Turkey, which has been at the forefront of regional efforts to oust Mr Assad and has given sanctuary to rebels seeking his overthrow, could also try to revive previous efforts to win international support for a buffer zone in Syria’s border regions.
Turkey closed its embassy in Damascus in March as relations between the two countries deteriorated, and in late May, expelled Syria’s diplomats. There is, however, still a Turkish consulate operating in Aleppo.
Meanwhile on Saturday, Syrian army forces battled rebels and shelled neighbourhoods in the eastern city of Deir al-Zor, killing at least 28 people, opposition activists said. The victims, who included three women and several children, were mostly civilians killed when shells hit their houses in the city’s Old Airport and al-Hamidya districts, a source at a city hospital told Reuters.
Loyalist forces have lost control of parts of the surrounding Deir al-Zor province, which borders Iraq’s Sunni Muslim heartland as alliances between President Bashar al-Assad’s ruling elite and Sunni tribes have collapsed.
The fighting came as President Assad issued a decree to form a new government, shaking up many cabinet posts but keeping the heads of the interior, defence and foreign ministries.

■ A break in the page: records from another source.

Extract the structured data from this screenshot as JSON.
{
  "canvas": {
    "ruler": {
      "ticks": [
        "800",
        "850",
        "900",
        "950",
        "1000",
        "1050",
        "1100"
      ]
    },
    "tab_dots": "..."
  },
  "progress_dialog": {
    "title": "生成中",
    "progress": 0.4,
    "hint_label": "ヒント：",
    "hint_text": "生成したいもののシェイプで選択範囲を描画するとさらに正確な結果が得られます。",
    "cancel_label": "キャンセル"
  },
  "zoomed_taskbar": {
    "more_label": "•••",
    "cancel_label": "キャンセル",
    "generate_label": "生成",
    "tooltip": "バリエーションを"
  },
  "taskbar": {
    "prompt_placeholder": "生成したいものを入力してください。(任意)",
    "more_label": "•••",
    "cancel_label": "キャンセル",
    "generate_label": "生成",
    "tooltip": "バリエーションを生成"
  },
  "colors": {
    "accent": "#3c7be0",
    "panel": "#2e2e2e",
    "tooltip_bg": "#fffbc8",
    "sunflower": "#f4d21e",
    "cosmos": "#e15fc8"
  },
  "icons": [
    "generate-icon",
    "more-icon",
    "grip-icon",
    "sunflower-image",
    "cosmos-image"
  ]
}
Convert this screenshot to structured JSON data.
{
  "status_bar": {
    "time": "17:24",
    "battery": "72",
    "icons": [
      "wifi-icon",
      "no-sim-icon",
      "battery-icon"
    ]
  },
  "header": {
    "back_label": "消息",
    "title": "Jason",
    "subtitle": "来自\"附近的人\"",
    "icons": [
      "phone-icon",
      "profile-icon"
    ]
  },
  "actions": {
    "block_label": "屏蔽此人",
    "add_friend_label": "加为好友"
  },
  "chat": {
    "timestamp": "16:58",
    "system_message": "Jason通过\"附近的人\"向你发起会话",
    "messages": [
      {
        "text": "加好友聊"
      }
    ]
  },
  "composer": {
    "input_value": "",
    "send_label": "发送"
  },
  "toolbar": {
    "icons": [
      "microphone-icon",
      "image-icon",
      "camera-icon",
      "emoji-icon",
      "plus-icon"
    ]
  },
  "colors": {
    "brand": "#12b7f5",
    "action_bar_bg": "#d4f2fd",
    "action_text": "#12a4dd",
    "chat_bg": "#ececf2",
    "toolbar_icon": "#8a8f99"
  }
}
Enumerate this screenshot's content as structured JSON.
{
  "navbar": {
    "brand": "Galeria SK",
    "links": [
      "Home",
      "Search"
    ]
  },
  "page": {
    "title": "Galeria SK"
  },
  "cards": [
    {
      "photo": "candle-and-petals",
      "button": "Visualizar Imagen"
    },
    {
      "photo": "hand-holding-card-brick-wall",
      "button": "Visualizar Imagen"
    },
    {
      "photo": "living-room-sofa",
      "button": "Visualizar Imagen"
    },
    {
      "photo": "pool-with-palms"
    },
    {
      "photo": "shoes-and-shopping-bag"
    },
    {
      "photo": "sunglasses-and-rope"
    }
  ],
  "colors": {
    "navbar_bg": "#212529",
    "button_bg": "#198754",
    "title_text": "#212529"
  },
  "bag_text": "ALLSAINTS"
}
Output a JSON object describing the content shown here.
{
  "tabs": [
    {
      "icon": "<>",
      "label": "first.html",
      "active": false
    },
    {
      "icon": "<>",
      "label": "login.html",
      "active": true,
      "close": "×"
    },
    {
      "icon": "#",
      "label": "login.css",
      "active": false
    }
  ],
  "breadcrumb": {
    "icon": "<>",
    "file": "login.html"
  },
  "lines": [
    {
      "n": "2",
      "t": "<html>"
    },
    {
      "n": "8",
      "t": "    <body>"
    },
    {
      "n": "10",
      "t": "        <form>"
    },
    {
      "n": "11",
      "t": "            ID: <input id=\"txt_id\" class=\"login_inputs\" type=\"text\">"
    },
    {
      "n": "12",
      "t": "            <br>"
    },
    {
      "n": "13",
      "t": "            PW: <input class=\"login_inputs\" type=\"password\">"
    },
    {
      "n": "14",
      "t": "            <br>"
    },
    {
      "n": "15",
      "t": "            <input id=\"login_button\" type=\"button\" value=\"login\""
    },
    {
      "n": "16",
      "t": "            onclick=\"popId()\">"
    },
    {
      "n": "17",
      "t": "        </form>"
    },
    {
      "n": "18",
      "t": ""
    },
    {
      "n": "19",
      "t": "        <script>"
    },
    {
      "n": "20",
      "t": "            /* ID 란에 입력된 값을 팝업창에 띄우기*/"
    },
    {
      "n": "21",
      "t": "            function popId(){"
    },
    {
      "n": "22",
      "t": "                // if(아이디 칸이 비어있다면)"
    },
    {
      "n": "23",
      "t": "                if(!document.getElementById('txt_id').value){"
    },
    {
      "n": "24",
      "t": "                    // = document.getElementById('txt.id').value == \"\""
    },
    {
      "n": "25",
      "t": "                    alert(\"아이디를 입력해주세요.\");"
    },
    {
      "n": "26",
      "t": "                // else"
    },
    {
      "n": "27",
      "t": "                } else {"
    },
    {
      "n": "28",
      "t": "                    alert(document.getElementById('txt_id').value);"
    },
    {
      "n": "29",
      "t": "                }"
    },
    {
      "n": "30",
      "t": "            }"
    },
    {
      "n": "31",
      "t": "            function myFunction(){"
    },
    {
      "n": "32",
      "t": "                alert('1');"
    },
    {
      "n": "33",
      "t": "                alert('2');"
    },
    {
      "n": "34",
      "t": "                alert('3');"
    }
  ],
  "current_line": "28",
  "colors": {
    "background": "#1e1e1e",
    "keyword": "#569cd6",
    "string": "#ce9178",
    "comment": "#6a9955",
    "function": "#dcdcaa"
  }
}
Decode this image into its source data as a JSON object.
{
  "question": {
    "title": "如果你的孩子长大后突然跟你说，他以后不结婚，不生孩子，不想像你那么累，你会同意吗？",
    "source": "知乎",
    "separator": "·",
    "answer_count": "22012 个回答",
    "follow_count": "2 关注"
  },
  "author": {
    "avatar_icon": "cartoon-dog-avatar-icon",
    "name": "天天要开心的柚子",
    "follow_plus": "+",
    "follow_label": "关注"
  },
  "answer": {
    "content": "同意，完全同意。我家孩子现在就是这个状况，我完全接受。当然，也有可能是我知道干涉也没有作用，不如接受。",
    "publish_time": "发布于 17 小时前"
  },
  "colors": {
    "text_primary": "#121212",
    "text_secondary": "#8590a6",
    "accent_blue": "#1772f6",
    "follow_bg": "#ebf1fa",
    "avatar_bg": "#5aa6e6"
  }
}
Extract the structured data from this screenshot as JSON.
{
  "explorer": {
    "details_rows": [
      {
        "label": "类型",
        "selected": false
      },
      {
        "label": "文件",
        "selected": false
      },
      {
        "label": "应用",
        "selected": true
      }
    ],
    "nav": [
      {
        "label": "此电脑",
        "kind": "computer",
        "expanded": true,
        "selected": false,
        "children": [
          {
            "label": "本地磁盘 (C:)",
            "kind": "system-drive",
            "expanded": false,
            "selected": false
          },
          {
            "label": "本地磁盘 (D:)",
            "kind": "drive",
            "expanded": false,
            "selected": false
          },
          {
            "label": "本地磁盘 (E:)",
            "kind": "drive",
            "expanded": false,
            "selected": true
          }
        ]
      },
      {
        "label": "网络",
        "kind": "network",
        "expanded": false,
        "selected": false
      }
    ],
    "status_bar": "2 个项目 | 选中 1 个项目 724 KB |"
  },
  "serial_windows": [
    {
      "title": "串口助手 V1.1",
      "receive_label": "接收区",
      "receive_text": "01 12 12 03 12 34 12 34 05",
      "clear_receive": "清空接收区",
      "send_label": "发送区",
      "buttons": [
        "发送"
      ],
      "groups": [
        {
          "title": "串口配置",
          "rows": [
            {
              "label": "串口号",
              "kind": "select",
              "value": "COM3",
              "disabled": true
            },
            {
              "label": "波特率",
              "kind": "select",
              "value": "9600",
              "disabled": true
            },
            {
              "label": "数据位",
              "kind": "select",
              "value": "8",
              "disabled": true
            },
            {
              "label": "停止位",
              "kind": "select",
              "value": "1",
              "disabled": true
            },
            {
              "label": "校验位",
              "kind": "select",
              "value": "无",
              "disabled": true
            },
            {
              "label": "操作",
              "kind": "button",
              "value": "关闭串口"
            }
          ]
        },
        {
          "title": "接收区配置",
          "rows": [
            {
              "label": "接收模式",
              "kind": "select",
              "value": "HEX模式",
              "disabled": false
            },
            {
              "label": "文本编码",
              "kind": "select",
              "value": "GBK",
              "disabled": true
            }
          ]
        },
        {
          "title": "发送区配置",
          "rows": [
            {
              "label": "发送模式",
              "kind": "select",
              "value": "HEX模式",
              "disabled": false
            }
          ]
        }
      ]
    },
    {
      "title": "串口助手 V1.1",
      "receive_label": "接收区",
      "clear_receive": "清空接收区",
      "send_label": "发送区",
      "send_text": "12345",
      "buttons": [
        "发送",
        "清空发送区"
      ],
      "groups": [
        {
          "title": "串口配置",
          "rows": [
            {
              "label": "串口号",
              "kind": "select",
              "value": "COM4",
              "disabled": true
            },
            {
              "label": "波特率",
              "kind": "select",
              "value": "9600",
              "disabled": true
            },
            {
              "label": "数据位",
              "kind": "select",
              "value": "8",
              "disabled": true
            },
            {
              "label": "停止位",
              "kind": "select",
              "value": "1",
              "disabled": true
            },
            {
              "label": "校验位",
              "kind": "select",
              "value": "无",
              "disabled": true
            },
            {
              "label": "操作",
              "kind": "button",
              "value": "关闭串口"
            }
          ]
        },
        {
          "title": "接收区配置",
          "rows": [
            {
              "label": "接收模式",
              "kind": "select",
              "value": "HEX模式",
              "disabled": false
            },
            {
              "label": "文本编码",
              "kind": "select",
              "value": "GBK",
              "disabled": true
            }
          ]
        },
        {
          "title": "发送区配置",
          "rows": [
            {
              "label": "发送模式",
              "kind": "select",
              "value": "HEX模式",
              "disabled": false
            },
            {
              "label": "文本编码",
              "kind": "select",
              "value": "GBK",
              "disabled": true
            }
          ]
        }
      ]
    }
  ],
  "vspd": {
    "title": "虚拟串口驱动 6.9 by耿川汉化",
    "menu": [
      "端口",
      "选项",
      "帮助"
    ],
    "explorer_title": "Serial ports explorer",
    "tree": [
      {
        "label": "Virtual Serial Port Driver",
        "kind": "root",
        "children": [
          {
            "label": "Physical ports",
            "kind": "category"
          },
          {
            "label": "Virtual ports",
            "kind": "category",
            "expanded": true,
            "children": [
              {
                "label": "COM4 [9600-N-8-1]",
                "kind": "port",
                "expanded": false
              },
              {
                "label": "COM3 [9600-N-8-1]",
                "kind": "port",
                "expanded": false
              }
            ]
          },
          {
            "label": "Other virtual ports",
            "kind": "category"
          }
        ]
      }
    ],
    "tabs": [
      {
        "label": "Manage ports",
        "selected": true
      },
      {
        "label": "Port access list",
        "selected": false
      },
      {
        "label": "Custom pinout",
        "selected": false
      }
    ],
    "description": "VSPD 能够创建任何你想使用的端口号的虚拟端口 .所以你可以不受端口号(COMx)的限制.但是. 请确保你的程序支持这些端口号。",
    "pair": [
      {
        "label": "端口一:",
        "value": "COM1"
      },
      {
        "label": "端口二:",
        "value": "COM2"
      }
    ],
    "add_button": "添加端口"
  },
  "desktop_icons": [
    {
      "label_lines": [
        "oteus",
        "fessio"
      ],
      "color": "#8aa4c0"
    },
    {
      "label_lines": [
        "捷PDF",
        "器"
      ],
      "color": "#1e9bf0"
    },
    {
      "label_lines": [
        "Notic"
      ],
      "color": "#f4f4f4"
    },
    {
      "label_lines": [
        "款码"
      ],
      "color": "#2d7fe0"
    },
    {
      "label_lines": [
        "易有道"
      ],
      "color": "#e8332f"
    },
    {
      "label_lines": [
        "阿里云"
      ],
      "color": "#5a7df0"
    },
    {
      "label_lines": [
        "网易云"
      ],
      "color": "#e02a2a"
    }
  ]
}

The reappointment of defence minister, Daoud Rajha, will quash widespread rumours that he had been killed by a rebel hit squad.